Bottom Line: Here, a clinical case of a patient who was followed up in orthopedic outpatient consultations due to right gonarthrosis is presented.This study presents a review of the literature and signals that the possible rarity of cases is probably due to failure to recognize this condition in a timely manner and to placing these patients in other diagnostic groups that are less likely, such as neuropraxia caused by using a tourniquet or peripheral nerve injury.Abstract available from the publisher.

View Article: PubMed Central - PubMed

Affiliation: Unidade Local de Saúde do Alto Minho, Viana do Castelo, Portugal.

ABSTRACT
Although compartment syndrome is a rare complication of total knee arthroplasty, it is one of the most devastating complications. It is defined as a situation of increased pressure within a closed osteofascial space that impairs the circulation and the functioning of the tissues inside this space, thereby leading to ischemia and tissue dysfunction.
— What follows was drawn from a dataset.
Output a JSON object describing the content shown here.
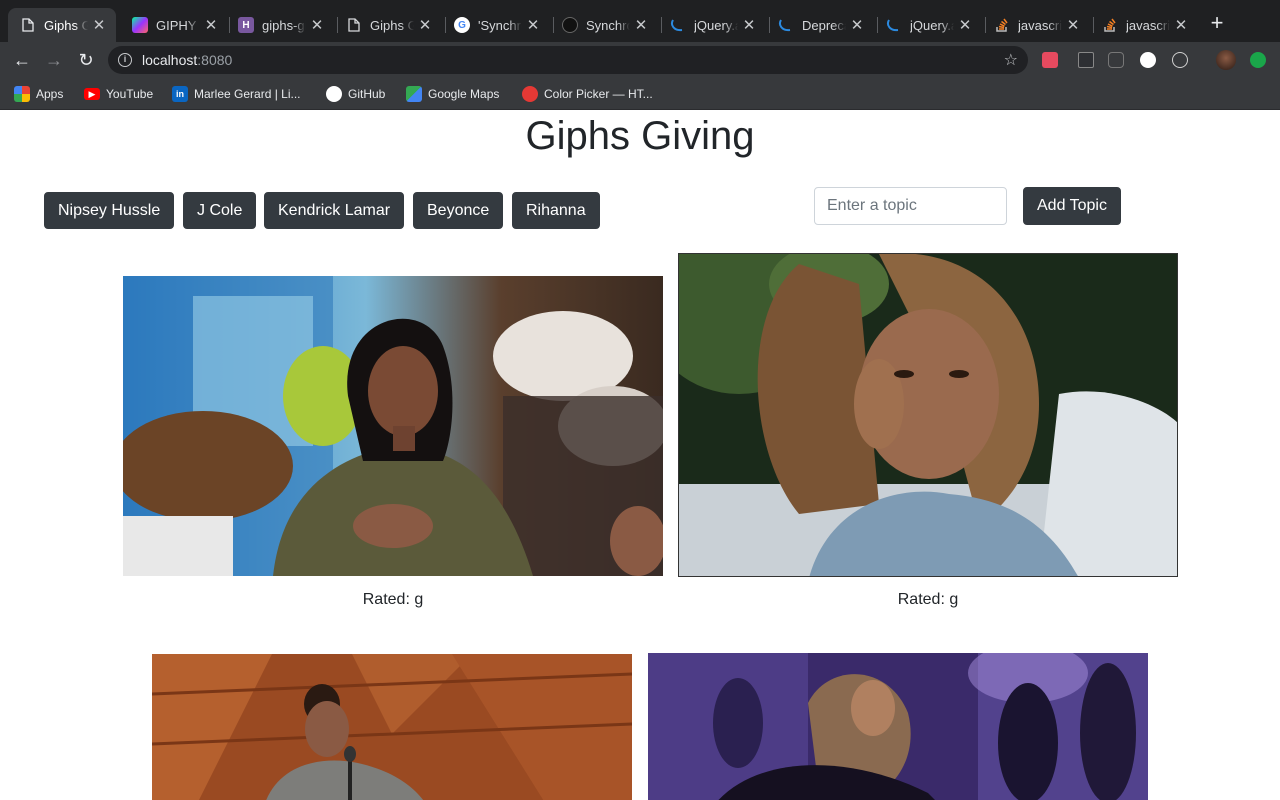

Here, a clinical case of a patient who was followed up in orthopedic outpatient consultations due to right gonarthrosis is presented. The patient had a history of arthroscopic meniscectomy and presented knee flexion of 10° before the operation, which consisted of total arthroplasty of the right knee. The operation seemed to be free from intercurrences, but the patient evolved with compartment syndrome of the ipsilateral leg after the operation. Since compartment syndrome is a true surgical emergency, early recognition and treatment of this condition through fasciotomy is crucial in order to avoid amputation, limb dysfunction, kidney failure and death. However, it may be difficult to make the diagnosis and cases may not be recognized if the cause of compartment syndrome is unusual or if the patient is under epidural analgesia and/or peripheral nerve block, which thus camouflages the main warning sign, i.e. disproportional pain. In addition, edema of the limb that underwent the intervention is common after total knee arthroplasty operations. This study presents a review of the literature and signals that the possible rarity of cases is probably due to failure to recognize this condition in a timely manner and to placing these patients in other diagnostic groups that are less likely, such as neuropraxia caused by using a tourniquet or peripheral nerve injury.

No MeSH data available.


Related in: MedlinePlus